The IOC Executive Board has ordered the relevant National Olympic Committee to return to the IOC, as soon as possible, the medals and diplomas awarded to the athletes. The International Federations are requested to modify the results of the above-mentioned events ­accordingly and to consider any further action within its own competence. After the doping admissions of Lance Armstrong, the IOC also followed the situation up. According to a statement of 17th January 2013 the American was disqualified retrospectively from the 2000 Olympic Games in Sydney, at which he was third in the ­individual time trial and thirteenth in the individual road race. The IOC has asked that the medal and diploma be returned by Armstrong to the United States Olympic Committee, which should forward them to the IOC. The IOC stores samples for eight years after each edition of the Games so they can be re-tested should more sophisticated detection methods become available or new substances be added to the list of banned substances.

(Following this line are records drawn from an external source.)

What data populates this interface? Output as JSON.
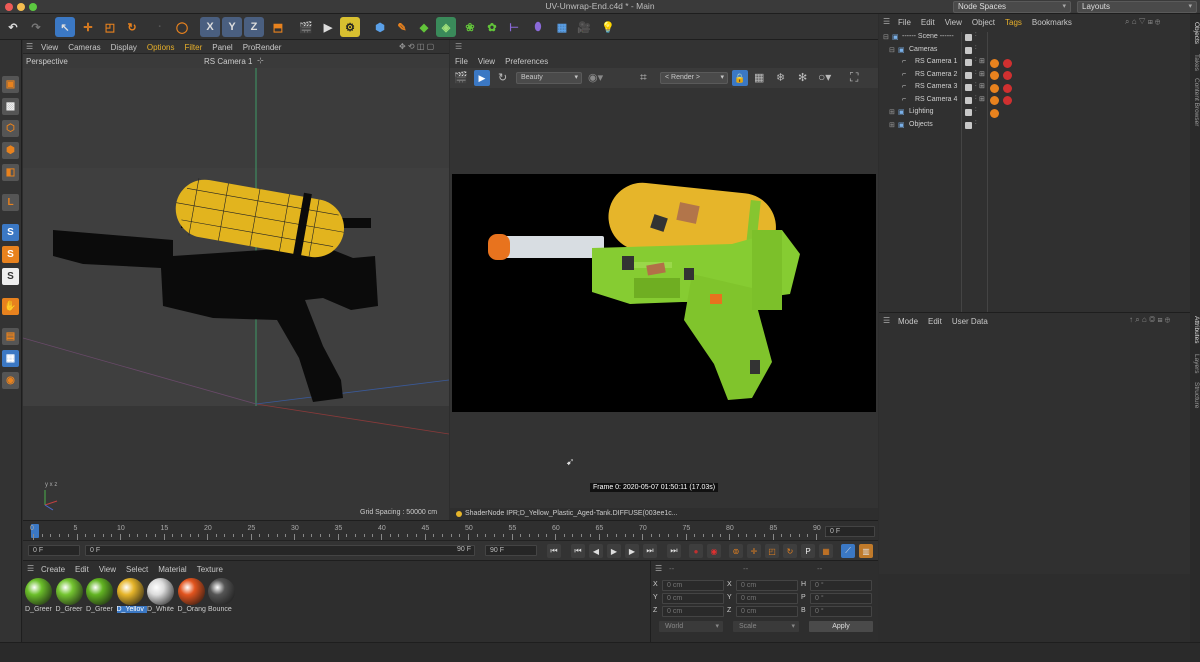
{
  "window": {
    "title": "UV-Unwrap-End.c4d * - Main",
    "node_spaces": "Node Spaces",
    "layouts": "Layouts"
  },
  "colors": {
    "accent_blue": "#3b78c4",
    "red_tag": "#d03030",
    "orange": "#e8821e",
    "yellow": "#e8c12c",
    "green": "#8bd13a"
  },
  "viewport1": {
    "menu": [
      "View",
      "Cameras",
      "Display",
      "Options",
      "Filter",
      "Panel",
      "ProRender"
    ],
    "label": "Perspective",
    "camera": "RS Camera 1",
    "grid_spacing": "Grid Spacing : 50000 cm"
  },
  "render_view": {
    "menu": [
      "File",
      "View",
      "Preferences"
    ],
    "pass": "Beauty",
    "render_dd": "< Render >",
    "frame_info": "Frame  0:  2020-05-07  01:50:11  (17.03s)",
    "shader_info": "ShaderNode IPR;D_Yellow_Plastic_Aged-Tank.DIFFUSE(003ee1c..."
  },
  "object_manager": {
    "menu": [
      "File",
      "Edit",
      "View",
      "Object",
      "Tags",
      "Bookmarks"
    ],
    "rows": [
      {
        "label": "------ Scene ------",
        "indent": 0
      },
      {
        "label": "Cameras",
        "indent": 1
      },
      {
        "label": "RS Camera 1",
        "indent": 2
      },
      {
        "label": "RS Camera 2",
        "indent": 2
      },
      {
        "label": "RS Camera 3",
        "indent": 2
      },
      {
        "label": "RS Camera 4",
        "indent": 2
      },
      {
        "label": "Lighting",
        "indent": 1
      },
      {
        "label": "Objects",
        "indent": 1
      }
    ]
  },
  "attributes": {
    "menu": [
      "Mode",
      "Edit",
      "User Data"
    ]
  },
  "side_tabs": {
    "top": [
      "Objects",
      "Takes",
      "Content Browser"
    ],
    "bottom": [
      "Attributes",
      "Layers",
      "Structure"
    ]
  },
  "timeline": {
    "ticks": [
      "0",
      "5",
      "10",
      "15",
      "20",
      "25",
      "30",
      "35",
      "40",
      "45",
      "50",
      "55",
      "60",
      "65",
      "70",
      "75",
      "80",
      "85",
      "90"
    ],
    "current_frame": "0 F"
  },
  "controls": {
    "start": "0 F",
    "current": "0 F",
    "end": "90 F",
    "end2": "90 F"
  },
  "materials": {
    "menu": [
      "Create",
      "Edit",
      "View",
      "Select",
      "Material",
      "Texture"
    ],
    "items": [
      {
        "label": "D_Greer",
        "color": "#6bbf2a",
        "selected": false
      },
      {
        "label": "D_Greer",
        "color": "#74c530",
        "selected": false
      },
      {
        "label": "D_Greer",
        "color": "#62b422",
        "selected": false
      },
      {
        "label": "D_Yellov",
        "color": "#e6b52a",
        "selected": true
      },
      {
        "label": "D_White",
        "color": "#dcdcdc",
        "selected": false
      },
      {
        "label": "D_Orang",
        "color": "#e2541e",
        "selected": false
      },
      {
        "label": "Bounce",
        "color": "#555555",
        "selected": false
      }
    ]
  },
  "coordinates": {
    "header": [
      "--",
      "--",
      "--"
    ],
    "rows": [
      {
        "a": "X",
        "av": "0 cm",
        "b": "X",
        "bv": "0 cm",
        "c": "H",
        "cv": "0 °"
      },
      {
        "a": "Y",
        "av": "0 cm",
        "b": "Y",
        "bv": "0 cm",
        "c": "P",
        "cv": "0 °"
      },
      {
        "a": "Z",
        "av": "0 cm",
        "b": "Z",
        "bv": "0 cm",
        "c": "B",
        "cv": "0 °"
      }
    ],
    "world": "World",
    "scale": "Scale",
    "apply": "Apply"
  }
}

Media Regulations and the Olympic Charter: a history of visible changes


Media Regulations and the OlympicCharter: a history of visible changes  

Article published in the Journal of Olympic History